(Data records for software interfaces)
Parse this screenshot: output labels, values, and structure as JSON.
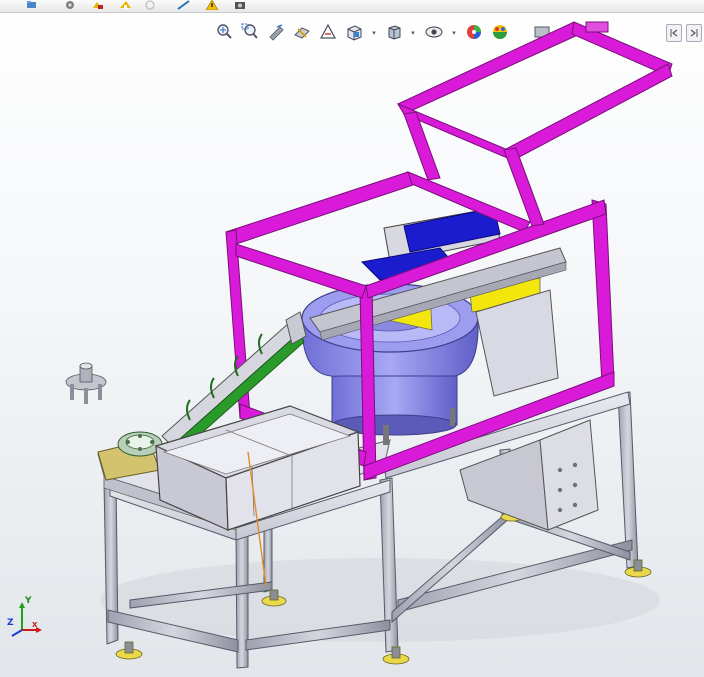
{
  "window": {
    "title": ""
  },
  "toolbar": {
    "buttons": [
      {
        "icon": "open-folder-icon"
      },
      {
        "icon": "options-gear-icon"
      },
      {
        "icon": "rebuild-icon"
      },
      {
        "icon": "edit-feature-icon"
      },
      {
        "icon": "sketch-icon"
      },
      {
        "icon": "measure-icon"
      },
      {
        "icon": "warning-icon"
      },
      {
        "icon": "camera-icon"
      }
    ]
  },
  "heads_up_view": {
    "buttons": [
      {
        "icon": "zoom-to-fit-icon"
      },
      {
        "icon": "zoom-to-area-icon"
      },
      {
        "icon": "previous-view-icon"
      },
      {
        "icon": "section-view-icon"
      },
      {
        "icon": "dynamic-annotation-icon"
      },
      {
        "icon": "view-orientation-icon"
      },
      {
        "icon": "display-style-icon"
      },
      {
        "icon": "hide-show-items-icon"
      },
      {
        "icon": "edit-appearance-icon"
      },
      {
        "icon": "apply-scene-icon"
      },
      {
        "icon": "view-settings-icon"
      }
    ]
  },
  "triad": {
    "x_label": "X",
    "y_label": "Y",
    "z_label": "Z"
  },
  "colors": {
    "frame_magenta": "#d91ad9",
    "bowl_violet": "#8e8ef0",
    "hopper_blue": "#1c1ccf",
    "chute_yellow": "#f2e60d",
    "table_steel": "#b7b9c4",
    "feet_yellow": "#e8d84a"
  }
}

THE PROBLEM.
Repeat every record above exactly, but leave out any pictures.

RESULT.
Parse this screenshot: output labels, values, and structure as JSON.
{
  "window": {
    "title": ""
  },
  "toolbar": {
    "buttons": [
      {
        "icon": "open-folder-icon"
      },
      {
        "icon": "options-gear-icon"
      },
      {
        "icon": "rebuild-icon"
      },
      {
        "icon": "edit-feature-icon"
      },
      {
        "icon": "sketch-icon"
      },
      {
        "icon": "measure-icon"
      },
      {
        "icon": "warning-icon"
      },
      {
        "icon": "camera-icon"
      }
    ]
  },
  "heads_up_view": {
    "buttons": [
      {
        "icon": "zoom-to-fit-icon"
      },
      {
        "icon": "zoom-to-area-icon"
      },
      {
        "icon": "previous-view-icon"
      },
      {
        "icon": "section-view-icon"
      },
      {
        "icon": "dynamic-annotation-icon"
      },
      {
        "icon": "view-orientation-icon"
      },
      {
        "icon": "display-style-icon"
      },
      {
        "icon": "hide-show-items-icon"
      },
      {
        "icon": "edit-appearance-icon"
      },
      {
        "icon": "apply-scene-icon"
      },
      {
        "icon": "view-settings-icon"
      }
    ]
  },
  "triad": {
    "x_label": "X",
    "y_label": "Y",
    "z_label": "Z"
  },
  "colors": {
    "frame_magenta": "#d91ad9",
    "bowl_violet": "#8e8ef0",
    "hopper_blue": "#1c1ccf",
    "chute_yellow": "#f2e60d",
    "table_steel": "#b7b9c4",
    "feet_yellow": "#e8d84a"
  }
}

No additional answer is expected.